Not all industries within at-risk supersectors are equally at risk. For example, construction is considered essential in many local jurisdictions and exempt from the stay-at-home orders. While professional and business services occupations rank high in the ability to work from home, parts of the employment services supersector—which includes job placement agencies, temporary help services and travel arrangements—have been hit hard. Non-essential retail, such as furniture, clothing and sporting goods stores, is also facing near-total disruption.
Other research suggests that industries most at risk can be narrowed down to leisure and hospitality, transportation, employment services, travel arrangements and energy/mining. Adding non-essential retail to the list, most-at-risk businesses account for about a 19.8 percent share of Texas employment, higher than the 17.9 percent share in the U.S. (Chart 4).
Using numbers from the most-at-risk industries, we can get a sense of just how much the Texas unemployment rate could spike by the time the crisis bottoms out.
In February, before coronavirus disruptions began, Texas had a labor force of 14.2 million and an unemployment rate of 3.5 percent. Roughly 492,500 workers were unemployed. In the worst-case scenario, if all 2.6 million workers in the most-at-risk industries join the ranks of the unemployed, and the labor force remains unchanged from February, the unemployment rate could jump 18.3 percentage points to 21.8 percent.
In a more optimistic scenario, if just 1.3 million (50 percent) of these most-at-risk workers become unemployed, the unemployment rate could still increase 9.2 percentage points to 12.7 percent.
Depending upon which scenario plays out, jobless rate could end up anywhere between 12.7 and 21.8 percent at the depths of the crisis.
An important caveat is that such back-of-the-envelope calculations are only as good as the assumptions on which they are based.

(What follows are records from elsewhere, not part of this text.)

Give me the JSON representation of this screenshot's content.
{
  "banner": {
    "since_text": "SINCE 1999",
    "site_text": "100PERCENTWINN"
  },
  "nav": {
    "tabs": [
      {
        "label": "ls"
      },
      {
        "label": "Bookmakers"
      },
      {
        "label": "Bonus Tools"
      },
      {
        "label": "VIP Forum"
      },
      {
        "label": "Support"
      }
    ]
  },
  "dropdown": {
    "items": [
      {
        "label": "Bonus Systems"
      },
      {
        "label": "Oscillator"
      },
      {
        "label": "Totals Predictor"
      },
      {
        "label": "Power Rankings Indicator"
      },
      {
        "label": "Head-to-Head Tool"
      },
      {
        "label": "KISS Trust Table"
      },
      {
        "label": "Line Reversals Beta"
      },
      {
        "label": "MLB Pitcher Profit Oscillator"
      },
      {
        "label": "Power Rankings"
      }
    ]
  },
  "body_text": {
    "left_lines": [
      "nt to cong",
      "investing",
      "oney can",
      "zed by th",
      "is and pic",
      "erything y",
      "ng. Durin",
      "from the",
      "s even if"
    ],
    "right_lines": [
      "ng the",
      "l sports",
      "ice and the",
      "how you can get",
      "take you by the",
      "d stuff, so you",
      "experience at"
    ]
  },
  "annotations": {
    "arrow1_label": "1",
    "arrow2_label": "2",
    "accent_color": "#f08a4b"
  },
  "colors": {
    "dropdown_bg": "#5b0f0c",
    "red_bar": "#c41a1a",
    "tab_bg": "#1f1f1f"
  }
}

Peak unemployment could be higher if industries other than those most at risk contribute to additional unemployment. The jobless rate could be lower if workers losing jobs in industries most at risk simply leave the labor force or become self-employed.
About the Author
Kumar is an economic policy advisor and senior economist in the Research Department at the Federal Reserve Bank of Dallas.
The views expressed are those of the authors and should not be attributed to the Federal Reserve Bank of Dallas or the Federal Reserve System.